First electric scooter rider killed in Paris traffic accident
A man, riding his electric scooter, was killed after collided with a truck in Paris today.
The 25-year-old was riding the scooter in the busy Goutte d’Or neighborhood in the north of the city when the accident happened.
He was rushed to hospital where he died of his injuries, the Paris emergency services said.
It was the first fatality involving electric scooters in the French capital, as concerns over their safety keep growing.
The truck driver has been arrested with prosecutors opening an investigation into “involuntary manslaughter”.
It appears that the truck driver had the right of way at the time.

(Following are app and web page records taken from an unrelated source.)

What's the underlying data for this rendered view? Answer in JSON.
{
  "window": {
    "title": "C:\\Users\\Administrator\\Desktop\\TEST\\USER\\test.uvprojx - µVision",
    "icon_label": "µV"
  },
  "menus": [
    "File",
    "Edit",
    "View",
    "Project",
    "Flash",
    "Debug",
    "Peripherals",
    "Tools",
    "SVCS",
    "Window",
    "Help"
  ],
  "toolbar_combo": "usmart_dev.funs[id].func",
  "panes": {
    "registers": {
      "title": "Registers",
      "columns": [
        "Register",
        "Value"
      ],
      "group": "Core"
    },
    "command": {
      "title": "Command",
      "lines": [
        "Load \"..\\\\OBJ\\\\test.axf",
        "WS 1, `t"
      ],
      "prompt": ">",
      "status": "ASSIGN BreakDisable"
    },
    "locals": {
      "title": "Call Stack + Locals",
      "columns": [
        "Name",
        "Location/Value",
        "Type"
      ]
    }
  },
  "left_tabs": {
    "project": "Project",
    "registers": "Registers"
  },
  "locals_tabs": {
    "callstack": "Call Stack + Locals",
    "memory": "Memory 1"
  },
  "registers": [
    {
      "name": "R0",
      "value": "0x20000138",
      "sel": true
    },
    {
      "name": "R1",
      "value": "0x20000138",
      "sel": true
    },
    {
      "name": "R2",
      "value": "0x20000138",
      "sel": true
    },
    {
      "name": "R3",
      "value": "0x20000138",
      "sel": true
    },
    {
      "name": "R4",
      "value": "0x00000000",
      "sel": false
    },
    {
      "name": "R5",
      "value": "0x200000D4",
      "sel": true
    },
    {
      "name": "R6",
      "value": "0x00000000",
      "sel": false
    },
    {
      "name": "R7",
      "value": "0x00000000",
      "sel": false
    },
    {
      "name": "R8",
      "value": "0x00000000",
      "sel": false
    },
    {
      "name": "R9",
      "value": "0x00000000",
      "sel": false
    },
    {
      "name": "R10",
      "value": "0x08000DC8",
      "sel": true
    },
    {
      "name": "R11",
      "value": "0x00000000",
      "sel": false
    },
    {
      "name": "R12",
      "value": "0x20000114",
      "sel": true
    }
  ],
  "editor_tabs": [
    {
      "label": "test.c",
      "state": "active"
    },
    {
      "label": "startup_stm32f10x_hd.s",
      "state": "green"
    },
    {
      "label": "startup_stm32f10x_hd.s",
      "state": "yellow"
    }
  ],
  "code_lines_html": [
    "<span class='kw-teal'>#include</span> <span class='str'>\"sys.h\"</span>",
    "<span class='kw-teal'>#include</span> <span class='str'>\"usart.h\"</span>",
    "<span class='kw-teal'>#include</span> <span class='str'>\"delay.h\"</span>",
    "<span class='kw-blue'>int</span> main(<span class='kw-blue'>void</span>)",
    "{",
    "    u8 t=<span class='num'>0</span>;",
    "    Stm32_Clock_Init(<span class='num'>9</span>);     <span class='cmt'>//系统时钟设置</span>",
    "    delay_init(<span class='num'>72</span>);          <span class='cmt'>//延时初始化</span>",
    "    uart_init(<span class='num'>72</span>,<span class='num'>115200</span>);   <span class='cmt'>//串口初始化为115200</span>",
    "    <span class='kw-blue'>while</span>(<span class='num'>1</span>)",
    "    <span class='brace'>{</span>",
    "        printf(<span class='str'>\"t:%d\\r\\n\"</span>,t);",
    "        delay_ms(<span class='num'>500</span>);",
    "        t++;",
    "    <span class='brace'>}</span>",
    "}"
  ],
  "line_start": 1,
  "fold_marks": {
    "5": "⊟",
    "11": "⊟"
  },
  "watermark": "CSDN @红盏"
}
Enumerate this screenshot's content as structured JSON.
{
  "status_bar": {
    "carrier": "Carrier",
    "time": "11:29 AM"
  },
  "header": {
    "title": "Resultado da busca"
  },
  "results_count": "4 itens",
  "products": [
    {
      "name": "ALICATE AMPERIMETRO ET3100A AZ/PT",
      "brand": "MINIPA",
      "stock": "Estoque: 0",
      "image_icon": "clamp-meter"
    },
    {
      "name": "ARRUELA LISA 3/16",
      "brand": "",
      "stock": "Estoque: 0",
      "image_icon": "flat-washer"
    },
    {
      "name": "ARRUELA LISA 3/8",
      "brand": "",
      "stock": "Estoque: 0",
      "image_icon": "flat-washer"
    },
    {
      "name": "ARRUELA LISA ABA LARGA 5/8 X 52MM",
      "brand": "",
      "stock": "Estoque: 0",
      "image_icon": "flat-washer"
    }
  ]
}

It was the first deadly accident involving an electric scooter within the city limits, police and the mayor’s office confirmed.
According to press reports, an 81-year-old man died in April in Levallois-Perret outside Paris, days after being knocked over by an electric scooter.
Just a year after they first appeared on the Paris streets, mushrooming electric scooters have become a gigantic headache for the Paris authorities who are now rushing to implement some kind of framework for their use.
Mayor Anne Hidalgo had on Thursday announced a ban on parking electric scooters on the sidewalk and said their speed on roads should be limited to 20 kilometres per hour (12 miles per hour).
Paris has already introduced fines of 135 euros ($150) for riding electric scooters on the sidewalk.
Parisians have embraced scooters as a quick and cheap way to get around since the “dockless” devices are unlocked with a phone app and can be left anywhere when a ride is finished.
But critics say they are a grave safety risk both for users and pedestrians while scooters strewn randomly across the city have also become an eyesore.
French Transport Minister Elisabeth Borne on Tuesday said she was in favor of new mobility options but admitted the development of the scooter market was “totally anarchic, and this poses safety problems”.
She said legislation would be in the pipeline later this year to provide a framework on rules for scooter usage.
But the government was still against making it obligatory to wear a helmet on a scooter or on a bicycle for the over 12s, she said.